→ **PROBLEM DETAILS**
All records below should be repeated exactly, with the pictures left out.

→ **EXERCISE MATERIAL**
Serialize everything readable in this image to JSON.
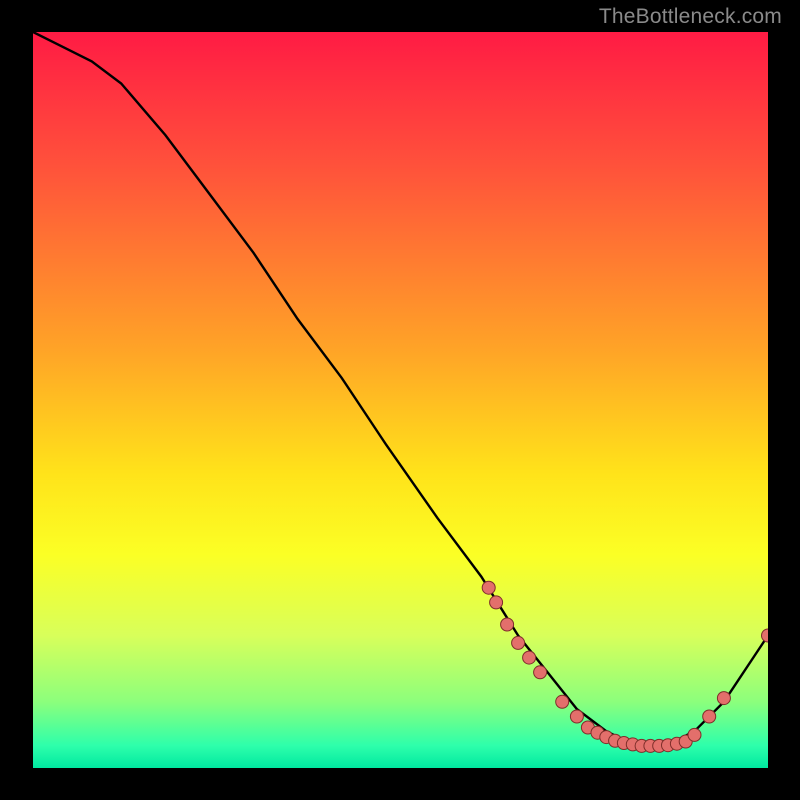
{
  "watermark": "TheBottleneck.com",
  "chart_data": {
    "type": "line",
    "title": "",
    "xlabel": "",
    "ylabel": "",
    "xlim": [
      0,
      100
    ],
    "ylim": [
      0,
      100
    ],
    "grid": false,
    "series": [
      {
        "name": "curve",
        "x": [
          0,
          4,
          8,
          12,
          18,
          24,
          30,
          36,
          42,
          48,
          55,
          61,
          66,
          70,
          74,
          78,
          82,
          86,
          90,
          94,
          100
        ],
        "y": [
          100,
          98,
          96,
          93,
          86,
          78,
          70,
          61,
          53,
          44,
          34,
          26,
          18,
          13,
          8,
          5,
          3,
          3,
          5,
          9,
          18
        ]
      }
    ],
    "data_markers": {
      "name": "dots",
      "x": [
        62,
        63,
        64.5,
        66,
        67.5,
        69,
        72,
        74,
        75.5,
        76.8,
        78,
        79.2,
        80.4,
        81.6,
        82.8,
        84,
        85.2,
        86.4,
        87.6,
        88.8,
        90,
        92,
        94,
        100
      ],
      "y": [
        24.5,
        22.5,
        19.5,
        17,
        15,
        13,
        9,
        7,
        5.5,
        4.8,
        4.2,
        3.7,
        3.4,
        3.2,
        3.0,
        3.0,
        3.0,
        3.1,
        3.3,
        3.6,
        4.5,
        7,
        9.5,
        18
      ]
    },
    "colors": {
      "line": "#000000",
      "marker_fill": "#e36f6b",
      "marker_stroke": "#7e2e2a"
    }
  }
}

→ **RESULT OF THIS EXERCISE**
Serialize everything readable in this image to JSON.
{
  "watermark": "TheBottleneck.com",
  "chart_data": {
    "type": "line",
    "title": "",
    "xlabel": "",
    "ylabel": "",
    "xlim": [
      0,
      100
    ],
    "ylim": [
      0,
      100
    ],
    "grid": false,
    "series": [
      {
        "name": "curve",
        "x": [
          0,
          4,
          8,
          12,
          18,
          24,
          30,
          36,
          42,
          48,
          55,
          61,
          66,
          70,
          74,
          78,
          82,
          86,
          90,
          94,
          100
        ],
        "y": [
          100,
          98,
          96,
          93,
          86,
          78,
          70,
          61,
          53,
          44,
          34,
          26,
          18,
          13,
          8,
          5,
          3,
          3,
          5,
          9,
          18
        ]
      }
    ],
    "data_markers": {
      "name": "dots",
      "x": [
        62,
        63,
        64.5,
        66,
        67.5,
        69,
        72,
        74,
        75.5,
        76.8,
        78,
        79.2,
        80.4,
        81.6,
        82.8,
        84,
        85.2,
        86.4,
        87.6,
        88.8,
        90,
        92,
        94,
        100
      ],
      "y": [
        24.5,
        22.5,
        19.5,
        17,
        15,
        13,
        9,
        7,
        5.5,
        4.8,
        4.2,
        3.7,
        3.4,
        3.2,
        3.0,
        3.0,
        3.0,
        3.1,
        3.3,
        3.6,
        4.5,
        7,
        9.5,
        18
      ]
    },
    "colors": {
      "line": "#000000",
      "marker_fill": "#e36f6b",
      "marker_stroke": "#7e2e2a"
    }
  }
}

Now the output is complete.